PROBLEM DESCRIPTION: Nothing but the records, copied exactly and stripped of pictures, should be in the answer.

-- -- --

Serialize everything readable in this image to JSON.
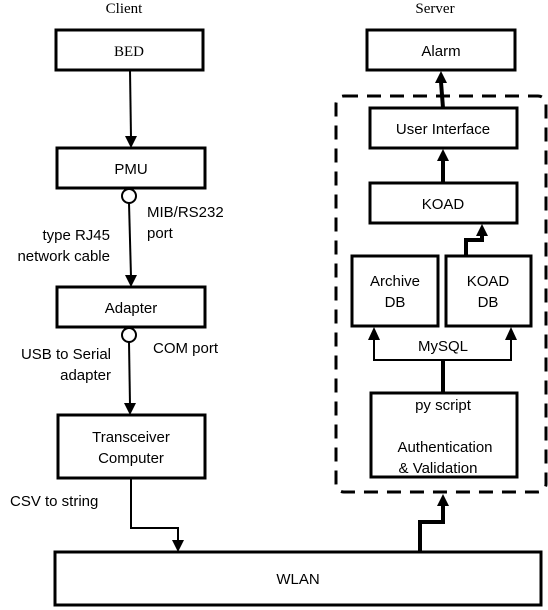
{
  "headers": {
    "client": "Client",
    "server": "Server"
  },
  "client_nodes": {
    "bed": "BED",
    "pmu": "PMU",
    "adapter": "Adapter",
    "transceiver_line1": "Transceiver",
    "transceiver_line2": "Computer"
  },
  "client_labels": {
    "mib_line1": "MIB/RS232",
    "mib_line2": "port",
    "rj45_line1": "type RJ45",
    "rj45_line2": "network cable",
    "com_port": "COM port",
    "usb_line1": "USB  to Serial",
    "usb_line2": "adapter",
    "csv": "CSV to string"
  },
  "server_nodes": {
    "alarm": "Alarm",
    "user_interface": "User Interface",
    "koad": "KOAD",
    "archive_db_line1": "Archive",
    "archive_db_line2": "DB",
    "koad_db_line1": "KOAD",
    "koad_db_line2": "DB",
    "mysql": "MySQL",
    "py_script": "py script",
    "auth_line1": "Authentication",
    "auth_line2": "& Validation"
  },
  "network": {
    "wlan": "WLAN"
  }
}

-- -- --

RESPONSE AREA:
Serialize everything readable in this image to JSON.
{
  "headers": {
    "client": "Client",
    "server": "Server"
  },
  "client_nodes": {
    "bed": "BED",
    "pmu": "PMU",
    "adapter": "Adapter",
    "transceiver_line1": "Transceiver",
    "transceiver_line2": "Computer"
  },
  "client_labels": {
    "mib_line1": "MIB/RS232",
    "mib_line2": "port",
    "rj45_line1": "type RJ45",
    "rj45_line2": "network cable",
    "com_port": "COM port",
    "usb_line1": "USB  to Serial",
    "usb_line2": "adapter",
    "csv": "CSV to string"
  },
  "server_nodes": {
    "alarm": "Alarm",
    "user_interface": "User Interface",
    "koad": "KOAD",
    "archive_db_line1": "Archive",
    "archive_db_line2": "DB",
    "koad_db_line1": "KOAD",
    "koad_db_line2": "DB",
    "mysql": "MySQL",
    "py_script": "py script",
    "auth_line1": "Authentication",
    "auth_line2": "& Validation"
  },
  "network": {
    "wlan": "WLAN"
  }
}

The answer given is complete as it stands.